Accessibility and Colour Blindness

Colour blindness has been more relevant to me this year more than previous years on account of having a colour blind student.

While it certainly doesn't make life easier for an Art & Design & Interactive Media student it doesn't make it impossible to work in the design industry either. I did know of a former product designer, who was colour blind, who had a successful career in industry and in teaching.

Even so, as a teacher, it is helpful to have some understanding of colour blindness so I know what to expect, and can help the student develop strategies to cope with areas of difficulty.
One resource I found recently is a website called Vischeck.

Vischeck provides colour blindness simulation tools, including an image previewer, a website previewer and a Photoshop filter. The site also gives information about a Daltonization algorithm for correcting images for colour blind people. All fascinating stuff.

I downloaded the Photoshop filter and installed it for Photoshop and Fireworks. It works fine in both.
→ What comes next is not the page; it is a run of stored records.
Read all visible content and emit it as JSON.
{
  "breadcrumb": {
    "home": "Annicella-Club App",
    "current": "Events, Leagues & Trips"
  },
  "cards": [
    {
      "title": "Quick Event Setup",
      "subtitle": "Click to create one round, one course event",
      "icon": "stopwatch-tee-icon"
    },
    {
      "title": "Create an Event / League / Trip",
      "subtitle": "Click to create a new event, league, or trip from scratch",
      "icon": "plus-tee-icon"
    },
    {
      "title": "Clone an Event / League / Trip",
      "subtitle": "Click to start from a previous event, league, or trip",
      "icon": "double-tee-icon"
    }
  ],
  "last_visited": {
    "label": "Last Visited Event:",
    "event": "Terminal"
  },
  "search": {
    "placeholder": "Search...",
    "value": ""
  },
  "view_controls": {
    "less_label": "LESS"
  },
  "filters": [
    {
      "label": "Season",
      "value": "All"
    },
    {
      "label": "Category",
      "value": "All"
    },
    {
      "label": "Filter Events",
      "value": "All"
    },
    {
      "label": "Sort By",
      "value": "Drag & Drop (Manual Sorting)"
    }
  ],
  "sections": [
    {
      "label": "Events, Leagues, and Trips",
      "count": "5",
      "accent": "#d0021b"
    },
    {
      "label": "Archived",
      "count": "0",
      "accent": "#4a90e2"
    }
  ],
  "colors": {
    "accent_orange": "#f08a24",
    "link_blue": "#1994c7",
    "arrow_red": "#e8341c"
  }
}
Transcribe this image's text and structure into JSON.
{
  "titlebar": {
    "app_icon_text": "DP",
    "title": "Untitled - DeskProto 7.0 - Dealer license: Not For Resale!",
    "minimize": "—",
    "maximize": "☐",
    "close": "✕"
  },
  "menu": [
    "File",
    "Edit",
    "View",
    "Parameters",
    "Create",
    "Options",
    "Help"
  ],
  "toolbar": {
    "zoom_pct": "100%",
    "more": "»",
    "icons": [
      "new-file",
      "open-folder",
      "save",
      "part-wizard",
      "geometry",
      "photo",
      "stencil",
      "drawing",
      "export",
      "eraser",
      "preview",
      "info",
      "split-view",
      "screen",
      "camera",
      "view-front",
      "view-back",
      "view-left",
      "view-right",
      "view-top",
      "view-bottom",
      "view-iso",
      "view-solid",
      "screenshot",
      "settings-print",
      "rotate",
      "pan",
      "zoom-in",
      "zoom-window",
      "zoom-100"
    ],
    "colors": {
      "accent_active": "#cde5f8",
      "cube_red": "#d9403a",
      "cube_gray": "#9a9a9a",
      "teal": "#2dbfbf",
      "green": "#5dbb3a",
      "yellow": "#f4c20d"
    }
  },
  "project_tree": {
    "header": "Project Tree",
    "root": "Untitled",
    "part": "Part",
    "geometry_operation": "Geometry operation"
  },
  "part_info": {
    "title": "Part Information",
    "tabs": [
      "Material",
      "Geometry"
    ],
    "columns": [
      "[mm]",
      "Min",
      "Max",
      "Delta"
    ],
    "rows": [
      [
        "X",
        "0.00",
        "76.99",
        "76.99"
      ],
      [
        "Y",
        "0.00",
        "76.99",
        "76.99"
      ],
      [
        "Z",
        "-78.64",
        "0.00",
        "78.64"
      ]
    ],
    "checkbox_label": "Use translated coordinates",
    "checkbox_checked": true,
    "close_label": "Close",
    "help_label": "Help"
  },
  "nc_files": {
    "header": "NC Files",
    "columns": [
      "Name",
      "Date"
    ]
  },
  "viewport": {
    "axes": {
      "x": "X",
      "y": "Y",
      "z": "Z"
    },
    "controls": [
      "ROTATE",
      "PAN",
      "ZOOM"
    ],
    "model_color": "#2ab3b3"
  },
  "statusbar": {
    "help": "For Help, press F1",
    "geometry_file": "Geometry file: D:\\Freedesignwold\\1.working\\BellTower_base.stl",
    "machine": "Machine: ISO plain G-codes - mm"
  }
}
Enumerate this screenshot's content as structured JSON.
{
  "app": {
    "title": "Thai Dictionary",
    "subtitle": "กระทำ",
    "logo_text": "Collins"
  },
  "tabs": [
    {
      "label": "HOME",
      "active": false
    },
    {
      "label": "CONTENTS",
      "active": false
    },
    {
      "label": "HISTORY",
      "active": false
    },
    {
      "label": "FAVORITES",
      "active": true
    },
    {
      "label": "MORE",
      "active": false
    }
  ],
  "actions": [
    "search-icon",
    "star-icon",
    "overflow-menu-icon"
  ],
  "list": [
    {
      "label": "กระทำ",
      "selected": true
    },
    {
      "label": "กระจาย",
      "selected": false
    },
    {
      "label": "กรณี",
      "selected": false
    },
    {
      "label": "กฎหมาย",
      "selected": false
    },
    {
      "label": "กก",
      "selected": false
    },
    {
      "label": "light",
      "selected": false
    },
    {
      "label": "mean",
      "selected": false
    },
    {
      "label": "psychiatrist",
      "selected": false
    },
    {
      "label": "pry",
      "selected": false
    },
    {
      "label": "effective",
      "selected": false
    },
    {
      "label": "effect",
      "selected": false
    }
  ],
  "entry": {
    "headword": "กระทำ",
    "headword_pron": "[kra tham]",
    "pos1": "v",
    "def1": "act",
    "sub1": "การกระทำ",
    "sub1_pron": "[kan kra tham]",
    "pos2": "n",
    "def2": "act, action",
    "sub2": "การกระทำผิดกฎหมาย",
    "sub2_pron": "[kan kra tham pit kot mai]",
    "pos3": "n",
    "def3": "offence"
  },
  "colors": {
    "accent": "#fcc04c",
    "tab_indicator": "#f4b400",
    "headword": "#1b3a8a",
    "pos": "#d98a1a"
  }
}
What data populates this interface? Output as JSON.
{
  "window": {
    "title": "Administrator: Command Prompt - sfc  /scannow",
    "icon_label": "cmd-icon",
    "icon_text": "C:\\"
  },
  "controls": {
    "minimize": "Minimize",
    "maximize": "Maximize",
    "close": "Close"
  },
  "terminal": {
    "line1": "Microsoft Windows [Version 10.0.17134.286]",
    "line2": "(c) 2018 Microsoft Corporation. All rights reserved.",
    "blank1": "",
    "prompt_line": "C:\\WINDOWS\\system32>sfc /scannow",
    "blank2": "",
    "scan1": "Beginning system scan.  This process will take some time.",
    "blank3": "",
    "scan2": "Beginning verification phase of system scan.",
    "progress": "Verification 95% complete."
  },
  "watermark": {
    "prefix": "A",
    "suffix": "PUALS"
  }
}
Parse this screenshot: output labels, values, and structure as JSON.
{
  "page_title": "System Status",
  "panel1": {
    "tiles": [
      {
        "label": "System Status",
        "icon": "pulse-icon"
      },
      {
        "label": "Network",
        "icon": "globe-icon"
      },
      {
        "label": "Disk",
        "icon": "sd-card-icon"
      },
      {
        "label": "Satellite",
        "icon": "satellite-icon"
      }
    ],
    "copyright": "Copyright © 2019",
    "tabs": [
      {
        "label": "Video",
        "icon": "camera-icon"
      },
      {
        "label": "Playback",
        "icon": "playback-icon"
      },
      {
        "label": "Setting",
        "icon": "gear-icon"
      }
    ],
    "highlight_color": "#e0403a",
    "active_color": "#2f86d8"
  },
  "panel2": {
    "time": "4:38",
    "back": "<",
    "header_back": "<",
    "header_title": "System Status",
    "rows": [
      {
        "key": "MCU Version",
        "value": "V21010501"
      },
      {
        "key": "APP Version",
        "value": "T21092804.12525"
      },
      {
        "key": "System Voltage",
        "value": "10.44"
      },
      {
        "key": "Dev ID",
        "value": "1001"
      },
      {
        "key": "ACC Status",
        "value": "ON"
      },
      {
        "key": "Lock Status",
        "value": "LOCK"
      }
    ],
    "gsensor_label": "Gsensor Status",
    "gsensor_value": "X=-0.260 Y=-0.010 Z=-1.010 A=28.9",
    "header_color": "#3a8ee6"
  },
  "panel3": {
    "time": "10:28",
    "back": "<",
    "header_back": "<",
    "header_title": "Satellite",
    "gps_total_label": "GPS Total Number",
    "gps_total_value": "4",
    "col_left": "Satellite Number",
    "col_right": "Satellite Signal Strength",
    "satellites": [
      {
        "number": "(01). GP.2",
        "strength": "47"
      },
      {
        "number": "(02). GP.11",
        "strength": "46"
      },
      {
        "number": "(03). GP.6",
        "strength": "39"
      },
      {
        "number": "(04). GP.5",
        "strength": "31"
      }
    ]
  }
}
I wondered how the normal visible spectrum would look to a colour blind person, and so I used the Photoshop filter to adjust a bog standard colour wheel. The results were truly astonishing:

I just cannot imagine a world so radically different to the one I see now.

Now I know why my student picked a muted grey/green instead of a vibrant green to represent grass in a client visual. To them they looked the same.

This insight into how colour blind people actually see the world is probably the most valuable outcome of this find. Meanwhile the Photoshop filter will allow me to demonstrate it to other people, and to gauge usability of my own designs.

No comments:

Post a Comment